The utility of the data on performance is limited because it’s now several years old and because in the case of two states, TX and NC, better quality studies that consider growth are available.
Eduwonk says the New York Times’ story, though somewhat misleading, isn’t a hatchet job.
The New York Post disagrees, taking a shot at the Times in its editorial on the report.
Get ready for another round of malevolent hand-wringing from the enemies of school choice.
The U.S. Department of Education yesterday made public a report showing that kids in charter schools in five states — Texas, North Carolina, Massachusetts, Colorado and Illinois — are slightly less likely to meet state performance standards than those attending traditional public schools.
No surprise there.
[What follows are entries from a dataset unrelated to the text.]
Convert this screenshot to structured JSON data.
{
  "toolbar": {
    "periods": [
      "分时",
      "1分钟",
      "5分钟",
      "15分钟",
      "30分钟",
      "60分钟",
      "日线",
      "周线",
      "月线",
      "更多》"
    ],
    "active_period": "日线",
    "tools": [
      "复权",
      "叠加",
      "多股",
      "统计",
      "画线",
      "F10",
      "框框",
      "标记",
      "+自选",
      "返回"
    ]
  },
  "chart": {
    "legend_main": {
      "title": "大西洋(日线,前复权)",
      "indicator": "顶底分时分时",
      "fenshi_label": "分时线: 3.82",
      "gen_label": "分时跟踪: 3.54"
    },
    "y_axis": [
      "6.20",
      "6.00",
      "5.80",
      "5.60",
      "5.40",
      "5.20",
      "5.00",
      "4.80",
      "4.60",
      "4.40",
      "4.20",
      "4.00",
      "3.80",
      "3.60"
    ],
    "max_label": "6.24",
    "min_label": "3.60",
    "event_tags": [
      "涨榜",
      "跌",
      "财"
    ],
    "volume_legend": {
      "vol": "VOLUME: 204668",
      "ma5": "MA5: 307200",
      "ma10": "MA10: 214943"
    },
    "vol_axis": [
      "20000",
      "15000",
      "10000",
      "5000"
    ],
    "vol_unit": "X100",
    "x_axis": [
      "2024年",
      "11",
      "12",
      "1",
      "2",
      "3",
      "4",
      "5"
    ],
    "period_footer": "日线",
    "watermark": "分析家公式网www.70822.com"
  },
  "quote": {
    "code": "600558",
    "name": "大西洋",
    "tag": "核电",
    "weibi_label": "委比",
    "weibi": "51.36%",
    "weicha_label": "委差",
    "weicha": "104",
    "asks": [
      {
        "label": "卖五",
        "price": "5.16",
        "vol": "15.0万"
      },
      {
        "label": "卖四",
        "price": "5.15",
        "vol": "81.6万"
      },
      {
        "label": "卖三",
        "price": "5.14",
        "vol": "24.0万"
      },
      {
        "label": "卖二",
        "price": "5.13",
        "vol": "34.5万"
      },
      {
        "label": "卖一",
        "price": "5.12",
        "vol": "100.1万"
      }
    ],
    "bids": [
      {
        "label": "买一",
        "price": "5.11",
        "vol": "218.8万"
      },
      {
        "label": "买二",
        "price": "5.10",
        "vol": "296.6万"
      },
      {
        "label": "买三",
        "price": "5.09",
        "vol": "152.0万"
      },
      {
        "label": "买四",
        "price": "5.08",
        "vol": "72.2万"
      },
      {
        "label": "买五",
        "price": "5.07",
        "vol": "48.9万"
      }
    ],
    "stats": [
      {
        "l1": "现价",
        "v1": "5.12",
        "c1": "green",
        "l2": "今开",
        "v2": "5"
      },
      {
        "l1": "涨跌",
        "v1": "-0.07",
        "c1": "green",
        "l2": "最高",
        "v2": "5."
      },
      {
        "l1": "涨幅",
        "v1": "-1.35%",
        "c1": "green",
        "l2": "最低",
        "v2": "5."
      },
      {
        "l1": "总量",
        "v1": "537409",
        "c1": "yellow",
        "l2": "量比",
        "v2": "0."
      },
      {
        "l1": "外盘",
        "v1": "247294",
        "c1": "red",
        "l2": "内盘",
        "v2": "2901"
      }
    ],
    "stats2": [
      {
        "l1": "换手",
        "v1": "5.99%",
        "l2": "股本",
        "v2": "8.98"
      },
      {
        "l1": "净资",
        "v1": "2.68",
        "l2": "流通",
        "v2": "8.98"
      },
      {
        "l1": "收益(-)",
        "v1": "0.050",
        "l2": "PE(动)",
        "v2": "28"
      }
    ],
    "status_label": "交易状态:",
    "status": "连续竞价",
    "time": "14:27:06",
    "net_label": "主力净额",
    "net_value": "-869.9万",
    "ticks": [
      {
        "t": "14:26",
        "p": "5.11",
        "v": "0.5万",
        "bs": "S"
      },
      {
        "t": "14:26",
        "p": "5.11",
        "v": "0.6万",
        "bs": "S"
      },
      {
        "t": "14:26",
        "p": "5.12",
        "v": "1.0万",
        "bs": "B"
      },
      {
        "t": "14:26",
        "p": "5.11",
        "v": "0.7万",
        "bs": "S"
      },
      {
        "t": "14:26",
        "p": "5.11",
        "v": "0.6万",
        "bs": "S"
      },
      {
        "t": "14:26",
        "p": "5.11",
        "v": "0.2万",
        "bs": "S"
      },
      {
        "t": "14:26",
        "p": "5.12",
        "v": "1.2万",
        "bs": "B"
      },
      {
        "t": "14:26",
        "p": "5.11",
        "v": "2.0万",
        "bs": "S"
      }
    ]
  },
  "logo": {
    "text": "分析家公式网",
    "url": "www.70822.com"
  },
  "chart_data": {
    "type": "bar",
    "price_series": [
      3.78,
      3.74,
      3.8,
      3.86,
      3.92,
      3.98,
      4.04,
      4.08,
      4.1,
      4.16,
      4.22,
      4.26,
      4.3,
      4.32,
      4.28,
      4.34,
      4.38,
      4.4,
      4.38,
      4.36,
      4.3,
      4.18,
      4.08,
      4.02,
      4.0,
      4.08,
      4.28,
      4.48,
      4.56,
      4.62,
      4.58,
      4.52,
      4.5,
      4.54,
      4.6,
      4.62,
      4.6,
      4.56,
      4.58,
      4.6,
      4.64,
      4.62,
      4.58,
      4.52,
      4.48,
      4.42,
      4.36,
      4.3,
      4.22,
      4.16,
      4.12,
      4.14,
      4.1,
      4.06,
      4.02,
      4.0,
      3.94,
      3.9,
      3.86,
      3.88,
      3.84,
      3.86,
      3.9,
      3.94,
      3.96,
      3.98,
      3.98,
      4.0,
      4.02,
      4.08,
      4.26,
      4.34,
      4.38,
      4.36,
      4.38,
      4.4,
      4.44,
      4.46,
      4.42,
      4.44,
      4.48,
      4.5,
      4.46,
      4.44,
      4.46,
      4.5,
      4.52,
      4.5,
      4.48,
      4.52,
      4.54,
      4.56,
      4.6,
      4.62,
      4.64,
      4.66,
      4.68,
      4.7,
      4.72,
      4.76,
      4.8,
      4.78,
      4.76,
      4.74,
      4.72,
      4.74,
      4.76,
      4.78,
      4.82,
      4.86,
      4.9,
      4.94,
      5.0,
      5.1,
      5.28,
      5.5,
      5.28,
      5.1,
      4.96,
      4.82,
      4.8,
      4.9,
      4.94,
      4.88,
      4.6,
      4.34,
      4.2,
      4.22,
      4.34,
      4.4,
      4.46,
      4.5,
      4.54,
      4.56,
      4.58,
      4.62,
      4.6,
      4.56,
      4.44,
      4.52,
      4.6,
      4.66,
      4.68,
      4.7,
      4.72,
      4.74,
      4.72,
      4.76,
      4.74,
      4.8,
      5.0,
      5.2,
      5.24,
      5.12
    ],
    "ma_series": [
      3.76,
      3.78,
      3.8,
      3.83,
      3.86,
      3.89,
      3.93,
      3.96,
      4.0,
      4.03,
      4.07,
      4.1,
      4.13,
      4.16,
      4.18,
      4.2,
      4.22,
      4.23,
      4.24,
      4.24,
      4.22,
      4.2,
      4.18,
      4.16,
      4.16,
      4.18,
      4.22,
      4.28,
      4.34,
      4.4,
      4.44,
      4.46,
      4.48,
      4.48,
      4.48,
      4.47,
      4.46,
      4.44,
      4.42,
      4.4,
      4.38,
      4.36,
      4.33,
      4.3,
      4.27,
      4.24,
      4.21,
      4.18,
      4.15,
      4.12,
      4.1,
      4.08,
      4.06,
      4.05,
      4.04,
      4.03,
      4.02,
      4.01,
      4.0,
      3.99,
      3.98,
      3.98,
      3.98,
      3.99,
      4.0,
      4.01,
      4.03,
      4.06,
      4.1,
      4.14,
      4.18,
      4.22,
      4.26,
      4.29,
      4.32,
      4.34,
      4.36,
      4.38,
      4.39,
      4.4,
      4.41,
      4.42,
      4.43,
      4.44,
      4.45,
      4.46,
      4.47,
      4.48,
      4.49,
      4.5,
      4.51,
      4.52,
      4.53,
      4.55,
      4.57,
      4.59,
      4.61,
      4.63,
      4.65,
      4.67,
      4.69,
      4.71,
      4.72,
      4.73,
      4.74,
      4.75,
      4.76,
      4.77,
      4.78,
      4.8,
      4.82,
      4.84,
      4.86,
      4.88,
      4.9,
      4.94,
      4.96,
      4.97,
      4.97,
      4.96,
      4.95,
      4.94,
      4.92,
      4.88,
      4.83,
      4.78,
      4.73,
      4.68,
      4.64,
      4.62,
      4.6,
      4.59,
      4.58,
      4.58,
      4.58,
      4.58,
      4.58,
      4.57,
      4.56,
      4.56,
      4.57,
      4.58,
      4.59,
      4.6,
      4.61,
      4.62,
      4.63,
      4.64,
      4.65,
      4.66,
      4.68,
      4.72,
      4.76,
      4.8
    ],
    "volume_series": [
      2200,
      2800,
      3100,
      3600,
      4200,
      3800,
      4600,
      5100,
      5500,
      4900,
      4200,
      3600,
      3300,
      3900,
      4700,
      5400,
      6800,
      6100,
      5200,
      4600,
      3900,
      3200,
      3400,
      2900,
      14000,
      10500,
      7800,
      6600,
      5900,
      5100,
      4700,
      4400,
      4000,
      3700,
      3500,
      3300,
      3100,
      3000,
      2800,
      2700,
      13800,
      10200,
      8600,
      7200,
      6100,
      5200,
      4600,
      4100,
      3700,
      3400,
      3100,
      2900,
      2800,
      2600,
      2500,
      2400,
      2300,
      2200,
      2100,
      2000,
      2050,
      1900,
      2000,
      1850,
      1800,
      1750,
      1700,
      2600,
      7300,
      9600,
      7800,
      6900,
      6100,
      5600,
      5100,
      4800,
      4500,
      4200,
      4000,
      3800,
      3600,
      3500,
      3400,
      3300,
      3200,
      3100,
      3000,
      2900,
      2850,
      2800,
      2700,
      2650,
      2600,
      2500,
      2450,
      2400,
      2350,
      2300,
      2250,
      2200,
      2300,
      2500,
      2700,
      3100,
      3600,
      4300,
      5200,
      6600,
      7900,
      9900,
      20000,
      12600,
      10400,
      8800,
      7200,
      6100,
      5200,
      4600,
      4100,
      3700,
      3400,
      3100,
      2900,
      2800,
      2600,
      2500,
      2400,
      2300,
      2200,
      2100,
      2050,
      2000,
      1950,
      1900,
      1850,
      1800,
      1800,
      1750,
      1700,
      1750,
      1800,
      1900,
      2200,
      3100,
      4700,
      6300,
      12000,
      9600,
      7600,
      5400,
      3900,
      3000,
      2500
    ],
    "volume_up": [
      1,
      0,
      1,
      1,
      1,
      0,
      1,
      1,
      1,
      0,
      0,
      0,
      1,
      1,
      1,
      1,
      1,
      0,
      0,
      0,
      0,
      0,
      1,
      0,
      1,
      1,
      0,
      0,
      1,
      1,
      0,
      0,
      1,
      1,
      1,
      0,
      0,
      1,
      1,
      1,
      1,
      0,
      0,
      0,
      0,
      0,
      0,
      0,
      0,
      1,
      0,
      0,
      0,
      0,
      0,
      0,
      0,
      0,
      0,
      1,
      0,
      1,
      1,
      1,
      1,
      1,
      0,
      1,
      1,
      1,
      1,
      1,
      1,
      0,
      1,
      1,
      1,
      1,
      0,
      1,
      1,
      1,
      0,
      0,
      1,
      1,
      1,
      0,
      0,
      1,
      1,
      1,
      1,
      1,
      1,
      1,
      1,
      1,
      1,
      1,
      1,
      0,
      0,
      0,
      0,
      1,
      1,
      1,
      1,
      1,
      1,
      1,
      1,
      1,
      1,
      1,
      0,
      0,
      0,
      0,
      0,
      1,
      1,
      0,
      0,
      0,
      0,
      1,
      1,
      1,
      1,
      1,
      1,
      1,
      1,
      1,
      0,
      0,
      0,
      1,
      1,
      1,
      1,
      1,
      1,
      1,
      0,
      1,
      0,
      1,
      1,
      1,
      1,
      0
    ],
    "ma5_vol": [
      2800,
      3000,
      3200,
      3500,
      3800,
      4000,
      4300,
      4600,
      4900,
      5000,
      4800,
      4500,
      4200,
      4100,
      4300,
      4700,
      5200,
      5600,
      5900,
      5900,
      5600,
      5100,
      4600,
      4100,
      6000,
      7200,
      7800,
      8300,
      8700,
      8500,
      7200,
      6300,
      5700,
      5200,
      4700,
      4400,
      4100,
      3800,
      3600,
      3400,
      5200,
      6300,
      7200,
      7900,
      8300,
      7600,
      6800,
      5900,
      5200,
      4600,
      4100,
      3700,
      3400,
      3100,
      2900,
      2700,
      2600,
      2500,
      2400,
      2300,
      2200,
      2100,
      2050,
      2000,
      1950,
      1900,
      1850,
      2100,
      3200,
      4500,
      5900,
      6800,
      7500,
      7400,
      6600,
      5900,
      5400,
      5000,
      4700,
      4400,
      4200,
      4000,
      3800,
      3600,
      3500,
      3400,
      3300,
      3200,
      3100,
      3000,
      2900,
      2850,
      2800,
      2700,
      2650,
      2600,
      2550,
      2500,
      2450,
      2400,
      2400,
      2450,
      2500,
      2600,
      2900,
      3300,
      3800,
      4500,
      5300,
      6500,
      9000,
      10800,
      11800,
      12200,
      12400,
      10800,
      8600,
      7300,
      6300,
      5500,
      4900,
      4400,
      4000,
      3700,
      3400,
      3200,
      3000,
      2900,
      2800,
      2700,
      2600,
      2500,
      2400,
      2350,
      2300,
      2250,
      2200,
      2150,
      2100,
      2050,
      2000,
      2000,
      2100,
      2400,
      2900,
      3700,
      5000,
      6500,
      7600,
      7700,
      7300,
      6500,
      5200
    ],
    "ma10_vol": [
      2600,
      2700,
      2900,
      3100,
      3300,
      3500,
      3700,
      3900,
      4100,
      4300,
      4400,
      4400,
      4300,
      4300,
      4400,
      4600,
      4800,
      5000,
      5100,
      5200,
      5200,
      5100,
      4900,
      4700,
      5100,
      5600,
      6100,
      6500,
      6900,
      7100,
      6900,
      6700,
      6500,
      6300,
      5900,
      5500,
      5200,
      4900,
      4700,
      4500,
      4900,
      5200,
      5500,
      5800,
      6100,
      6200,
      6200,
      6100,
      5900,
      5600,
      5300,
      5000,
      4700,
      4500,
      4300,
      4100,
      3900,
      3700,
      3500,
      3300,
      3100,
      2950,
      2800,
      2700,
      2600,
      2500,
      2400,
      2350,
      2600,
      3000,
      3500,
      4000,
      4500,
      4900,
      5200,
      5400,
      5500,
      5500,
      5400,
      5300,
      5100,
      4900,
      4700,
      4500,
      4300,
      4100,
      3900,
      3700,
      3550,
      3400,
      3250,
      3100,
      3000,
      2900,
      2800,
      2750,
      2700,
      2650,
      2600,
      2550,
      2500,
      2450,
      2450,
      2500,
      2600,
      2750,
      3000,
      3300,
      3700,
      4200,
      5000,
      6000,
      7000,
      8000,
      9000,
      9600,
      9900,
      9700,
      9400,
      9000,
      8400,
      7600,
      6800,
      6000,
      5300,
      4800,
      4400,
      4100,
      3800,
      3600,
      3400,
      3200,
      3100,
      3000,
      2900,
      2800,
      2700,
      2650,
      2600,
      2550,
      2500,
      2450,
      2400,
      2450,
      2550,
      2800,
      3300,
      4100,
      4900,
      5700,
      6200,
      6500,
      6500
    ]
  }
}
Charter schools take on a disproportionate number of the most difficult students; the schools are largely targeted at urban black and Latino students, and they often serve as escapes for children struggling in the traditional public-school system.
The DOE makes this clear — calling the data “limited” and noting that more sophisticated studies have shown kids in charter schools making faster progress than other students.
But count on those caveats to be ignored by the enemies of choice: teachers unions in general — and The New York Times in particular.
The Education Department doesn’t yet have studies showing how charter school students progress over time.